But embedded journalists share the same risks faced by the American soldiers who are being killed by insurgents on a daily basis.
"It sort of does give me pause for thought, because I do a lot of embeds and seeing what happened to Bob is something that could have happened to me," said Rick Jervis, Baghdad bureau chief for USA Today and a former Chicago Tribune reporter.
Journalists in Baghdad say they have been especially affected by the kidnapping of Carroll, the first American journalist to be held hostage for longer than a few days.
"We're in one of the more dangerous phases now that we've seen for a while, with threats from all sides - kidnappings, bombings and shootings," said Larry Kaplow, Baghdad correspondent for Cox Newspapers. "But I don't think it's the most dangerous phase we've seen here and I'm hoping I can be careful until this phase passes."
Kaplow, who has been based in Baghdad since March 2003, says he is determined to remain.
"It's an important story, and it's something in our business you want to do," he said. "There are probably only a few dozen American reporters who have a feel for this story, and if we all start to leave, there really won't be anybody to write informed stories about it."
Woodruff would heartily agree. That's why he was in Iraq.
A former lawyer, Woodruff, 44, was bitten by the journalism bug and chose to forego a legal career for a $12,000-a-year TV job in 1991, shortly before the birth of the first of his four children.

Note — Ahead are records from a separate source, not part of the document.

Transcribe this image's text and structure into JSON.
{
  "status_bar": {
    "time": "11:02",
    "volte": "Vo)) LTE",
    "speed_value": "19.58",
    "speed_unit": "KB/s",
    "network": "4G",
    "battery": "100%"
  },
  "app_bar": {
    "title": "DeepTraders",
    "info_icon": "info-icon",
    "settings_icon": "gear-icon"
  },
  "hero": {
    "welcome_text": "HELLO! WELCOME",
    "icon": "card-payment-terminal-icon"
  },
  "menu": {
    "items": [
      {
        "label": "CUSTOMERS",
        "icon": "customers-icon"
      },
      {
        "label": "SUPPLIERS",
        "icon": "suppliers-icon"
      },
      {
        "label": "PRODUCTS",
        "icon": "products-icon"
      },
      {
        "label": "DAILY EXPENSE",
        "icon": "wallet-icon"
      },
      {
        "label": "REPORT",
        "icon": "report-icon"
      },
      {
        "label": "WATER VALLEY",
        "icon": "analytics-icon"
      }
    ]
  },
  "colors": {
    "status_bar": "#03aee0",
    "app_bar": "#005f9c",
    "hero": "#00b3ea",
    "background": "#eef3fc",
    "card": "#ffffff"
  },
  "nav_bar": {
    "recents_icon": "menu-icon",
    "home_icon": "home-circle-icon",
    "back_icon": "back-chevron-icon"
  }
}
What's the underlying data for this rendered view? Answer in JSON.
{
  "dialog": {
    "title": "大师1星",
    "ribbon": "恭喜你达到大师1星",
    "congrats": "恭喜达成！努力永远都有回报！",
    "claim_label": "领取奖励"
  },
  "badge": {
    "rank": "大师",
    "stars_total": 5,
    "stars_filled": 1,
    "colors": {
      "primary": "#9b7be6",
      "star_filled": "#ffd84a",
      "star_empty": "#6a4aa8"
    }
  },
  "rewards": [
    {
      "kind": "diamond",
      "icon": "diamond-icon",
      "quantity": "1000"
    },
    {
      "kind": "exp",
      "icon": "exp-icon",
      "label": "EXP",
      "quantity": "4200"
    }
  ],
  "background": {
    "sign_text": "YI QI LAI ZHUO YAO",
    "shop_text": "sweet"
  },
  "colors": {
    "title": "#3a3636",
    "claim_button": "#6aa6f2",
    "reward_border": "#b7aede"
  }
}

"I have always been a pretty curious, wanderlusting kind of person and I saw a job where I could scratch that itch and get paid for it," Woodruff told the Tribune recently.
Woodruff and Elizabeth Vargas officially became co-anchor of "World News Tonight" on Jan. 3. They replaced Peter Jennings, who died of lung cancer last year.
Part of the appeal of the job for Woodruff was that it didn't tether him to the news desk and increased ABC's ability to showcase stories, some of which he hoped to cover.
"Those of us who still feel very strongly about serious news and informing our children, especially, this is a great new opportunity for us on so many fronts," he said in Pasadena. "It's really good for the reporters in the field, too, to know that when they do all this work and sometimes risk their lives to do it, there's a place that an audience can find it."